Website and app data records
·····
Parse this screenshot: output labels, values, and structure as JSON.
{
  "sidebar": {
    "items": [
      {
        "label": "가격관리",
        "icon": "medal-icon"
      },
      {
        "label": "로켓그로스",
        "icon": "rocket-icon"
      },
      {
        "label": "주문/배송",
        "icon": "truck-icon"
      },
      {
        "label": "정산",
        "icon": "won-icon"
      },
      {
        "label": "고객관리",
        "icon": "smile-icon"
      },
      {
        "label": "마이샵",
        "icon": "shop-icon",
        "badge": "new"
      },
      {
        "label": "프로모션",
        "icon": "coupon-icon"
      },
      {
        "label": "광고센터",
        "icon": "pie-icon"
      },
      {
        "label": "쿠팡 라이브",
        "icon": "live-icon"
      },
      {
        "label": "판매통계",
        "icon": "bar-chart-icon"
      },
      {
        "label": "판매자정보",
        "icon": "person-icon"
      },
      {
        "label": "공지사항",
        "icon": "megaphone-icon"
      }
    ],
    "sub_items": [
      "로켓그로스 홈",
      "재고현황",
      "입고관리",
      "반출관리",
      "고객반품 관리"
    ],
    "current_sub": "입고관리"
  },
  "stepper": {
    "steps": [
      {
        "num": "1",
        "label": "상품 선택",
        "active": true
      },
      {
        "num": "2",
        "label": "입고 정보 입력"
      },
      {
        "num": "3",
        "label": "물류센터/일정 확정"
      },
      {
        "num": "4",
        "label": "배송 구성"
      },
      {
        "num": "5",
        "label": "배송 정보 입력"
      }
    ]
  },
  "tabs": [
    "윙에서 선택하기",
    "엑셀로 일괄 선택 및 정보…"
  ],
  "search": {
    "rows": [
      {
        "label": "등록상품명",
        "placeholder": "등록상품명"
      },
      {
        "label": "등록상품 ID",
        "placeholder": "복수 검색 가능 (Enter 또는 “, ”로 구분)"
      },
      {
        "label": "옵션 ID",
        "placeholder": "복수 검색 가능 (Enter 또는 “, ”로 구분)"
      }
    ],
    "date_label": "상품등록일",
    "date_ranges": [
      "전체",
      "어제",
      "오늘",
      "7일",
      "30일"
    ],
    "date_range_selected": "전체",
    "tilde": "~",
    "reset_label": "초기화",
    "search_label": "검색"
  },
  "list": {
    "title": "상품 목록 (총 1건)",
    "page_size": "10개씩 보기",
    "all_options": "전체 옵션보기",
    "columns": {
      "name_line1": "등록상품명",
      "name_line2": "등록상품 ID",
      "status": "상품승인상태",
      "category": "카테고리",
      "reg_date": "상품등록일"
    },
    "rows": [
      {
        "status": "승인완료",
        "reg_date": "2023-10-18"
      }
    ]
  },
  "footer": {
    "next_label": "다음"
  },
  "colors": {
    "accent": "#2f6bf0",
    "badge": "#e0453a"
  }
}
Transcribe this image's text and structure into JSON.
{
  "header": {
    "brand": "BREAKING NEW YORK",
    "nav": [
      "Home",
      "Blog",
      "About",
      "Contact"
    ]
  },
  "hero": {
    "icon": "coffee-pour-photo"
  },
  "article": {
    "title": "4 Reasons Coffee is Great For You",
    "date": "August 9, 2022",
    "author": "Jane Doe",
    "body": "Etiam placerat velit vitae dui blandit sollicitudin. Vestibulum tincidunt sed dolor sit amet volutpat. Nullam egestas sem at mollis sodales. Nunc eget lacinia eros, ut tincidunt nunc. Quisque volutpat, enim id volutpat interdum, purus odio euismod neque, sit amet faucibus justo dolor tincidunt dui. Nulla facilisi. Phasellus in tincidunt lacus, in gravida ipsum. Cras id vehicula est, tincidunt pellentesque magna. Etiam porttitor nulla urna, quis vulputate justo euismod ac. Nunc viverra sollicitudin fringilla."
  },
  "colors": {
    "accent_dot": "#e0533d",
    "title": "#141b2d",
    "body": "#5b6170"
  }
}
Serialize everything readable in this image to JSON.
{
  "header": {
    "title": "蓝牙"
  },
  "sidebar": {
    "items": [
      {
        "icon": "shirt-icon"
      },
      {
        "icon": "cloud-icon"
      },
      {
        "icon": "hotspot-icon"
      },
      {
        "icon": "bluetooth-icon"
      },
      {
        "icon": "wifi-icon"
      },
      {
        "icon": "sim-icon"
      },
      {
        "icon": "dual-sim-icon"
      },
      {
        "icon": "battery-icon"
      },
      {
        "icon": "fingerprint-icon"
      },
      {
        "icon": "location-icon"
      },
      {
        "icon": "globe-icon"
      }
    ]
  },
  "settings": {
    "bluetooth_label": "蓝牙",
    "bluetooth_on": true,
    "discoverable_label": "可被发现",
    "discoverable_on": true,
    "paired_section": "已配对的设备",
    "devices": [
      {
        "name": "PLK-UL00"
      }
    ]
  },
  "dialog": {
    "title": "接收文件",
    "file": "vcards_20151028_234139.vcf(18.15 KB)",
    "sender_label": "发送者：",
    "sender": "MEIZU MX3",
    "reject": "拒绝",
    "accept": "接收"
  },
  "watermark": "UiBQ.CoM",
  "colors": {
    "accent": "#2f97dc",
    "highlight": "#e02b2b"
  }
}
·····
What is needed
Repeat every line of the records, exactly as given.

Exercise response
Parse this screenshot: output labels, values, and structure as JSON.
{
  "sidebar": {
    "items": [
      {
        "label": "가격관리",
        "icon": "medal-icon"
      },
      {
        "label": "로켓그로스",
        "icon": "rocket-icon"
      },
      {
        "label": "주문/배송",
        "icon": "truck-icon"
      },
      {
        "label": "정산",
        "icon": "won-icon"
      },
      {
        "label": "고객관리",
        "icon": "smile-icon"
      },
      {
        "label": "마이샵",
        "icon": "shop-icon",
        "badge": "new"
      },
      {
        "label": "프로모션",
        "icon": "coupon-icon"
      },
      {
        "label": "광고센터",
        "icon": "pie-icon"
      },
      {
        "label": "쿠팡 라이브",
        "icon": "live-icon"
      },
      {
        "label": "판매통계",
        "icon": "bar-chart-icon"
      },
      {
        "label": "판매자정보",
        "icon": "person-icon"
      },
      {
        "label": "공지사항",
        "icon": "megaphone-icon"
      }
    ],
    "sub_items": [
      "로켓그로스 홈",
      "재고현황",
      "입고관리",
      "반출관리",
      "고객반품 관리"
    ],
    "current_sub": "입고관리"
  },
  "stepper": {
    "steps": [
      {
        "num": "1",
        "label": "상품 선택",
        "active": true
      },
      {
        "num": "2",
        "label": "입고 정보 입력"
      },
      {
        "num": "3",
        "label": "물류센터/일정 확정"
      },
      {
        "num": "4",
        "label": "배송 구성"
      },
      {
        "num": "5",
        "label": "배송 정보 입력"
      }
    ]
  },
  "tabs": [
    "윙에서 선택하기",
    "엑셀로 일괄 선택 및 정보…"
  ],
  "search": {
    "rows": [
      {
        "label": "등록상품명",
        "placeholder": "등록상품명"
      },
      {
        "label": "등록상품 ID",
        "placeholder": "복수 검색 가능 (Enter 또는 “, ”로 구분)"
      },
      {
        "label": "옵션 ID",
        "placeholder": "복수 검색 가능 (Enter 또는 “, ”로 구분)"
      }
    ],
    "date_label": "상품등록일",
    "date_ranges": [
      "전체",
      "어제",
      "오늘",
      "7일",
      "30일"
    ],
    "date_range_selected": "전체",
    "tilde": "~",
    "reset_label": "초기화",
    "search_label": "검색"
  },
  "list": {
    "title": "상품 목록 (총 1건)",
    "page_size": "10개씩 보기",
    "all_options": "전체 옵션보기",
    "columns": {
      "name_line1": "등록상품명",
      "name_line2": "등록상품 ID",
      "status": "상품승인상태",
      "category": "카테고리",
      "reg_date": "상품등록일"
    },
    "rows": [
      {
        "status": "승인완료",
        "reg_date": "2023-10-18"
      }
    ]
  },
  "footer": {
    "next_label": "다음"
  },
  "colors": {
    "accent": "#2f6bf0",
    "badge": "#e0453a"
  }
}
Transcribe this image's text and structure into JSON.
{
  "header": {
    "brand": "BREAKING NEW YORK",
    "nav": [
      "Home",
      "Blog",
      "About",
      "Contact"
    ]
  },
  "hero": {
    "icon": "coffee-pour-photo"
  },
  "article": {
    "title": "4 Reasons Coffee is Great For You",
    "date": "August 9, 2022",
    "author": "Jane Doe",
    "body": "Etiam placerat velit vitae dui blandit sollicitudin. Vestibulum tincidunt sed dolor sit amet volutpat. Nullam egestas sem at mollis sodales. Nunc eget lacinia eros, ut tincidunt nunc. Quisque volutpat, enim id volutpat interdum, purus odio euismod neque, sit amet faucibus justo dolor tincidunt dui. Nulla facilisi. Phasellus in tincidunt lacus, in gravida ipsum. Cras id vehicula est, tincidunt pellentesque magna. Etiam porttitor nulla urna, quis vulputate justo euismod ac. Nunc viverra sollicitudin fringilla."
  },
  "colors": {
    "accent_dot": "#e0533d",
    "title": "#141b2d",
    "body": "#5b6170"
  }
}
Serialize everything readable in this image to JSON.
{
  "header": {
    "title": "蓝牙"
  },
  "sidebar": {
    "items": [
      {
        "icon": "shirt-icon"
      },
      {
        "icon": "cloud-icon"
      },
      {
        "icon": "hotspot-icon"
      },
      {
        "icon": "bluetooth-icon"
      },
      {
        "icon": "wifi-icon"
      },
      {
        "icon": "sim-icon"
      },
      {
        "icon": "dual-sim-icon"
      },
      {
        "icon": "battery-icon"
      },
      {
        "icon": "fingerprint-icon"
      },
      {
        "icon": "location-icon"
      },
      {
        "icon": "globe-icon"
      }
    ]
  },
  "settings": {
    "bluetooth_label": "蓝牙",
    "bluetooth_on": true,
    "discoverable_label": "可被发现",
    "discoverable_on": true,
    "paired_section": "已配对的设备",
    "devices": [
      {
        "name": "PLK-UL00"
      }
    ]
  },
  "dialog": {
    "title": "接收文件",
    "file": "vcards_20151028_234139.vcf(18.15 KB)",
    "sender_label": "发送者：",
    "sender": "MEIZU MX3",
    "reject": "拒绝",
    "accept": "接收"
  },
  "watermark": "UiBQ.CoM",
  "colors": {
    "accent": "#2f97dc",
    "highlight": "#e02b2b"
  }
}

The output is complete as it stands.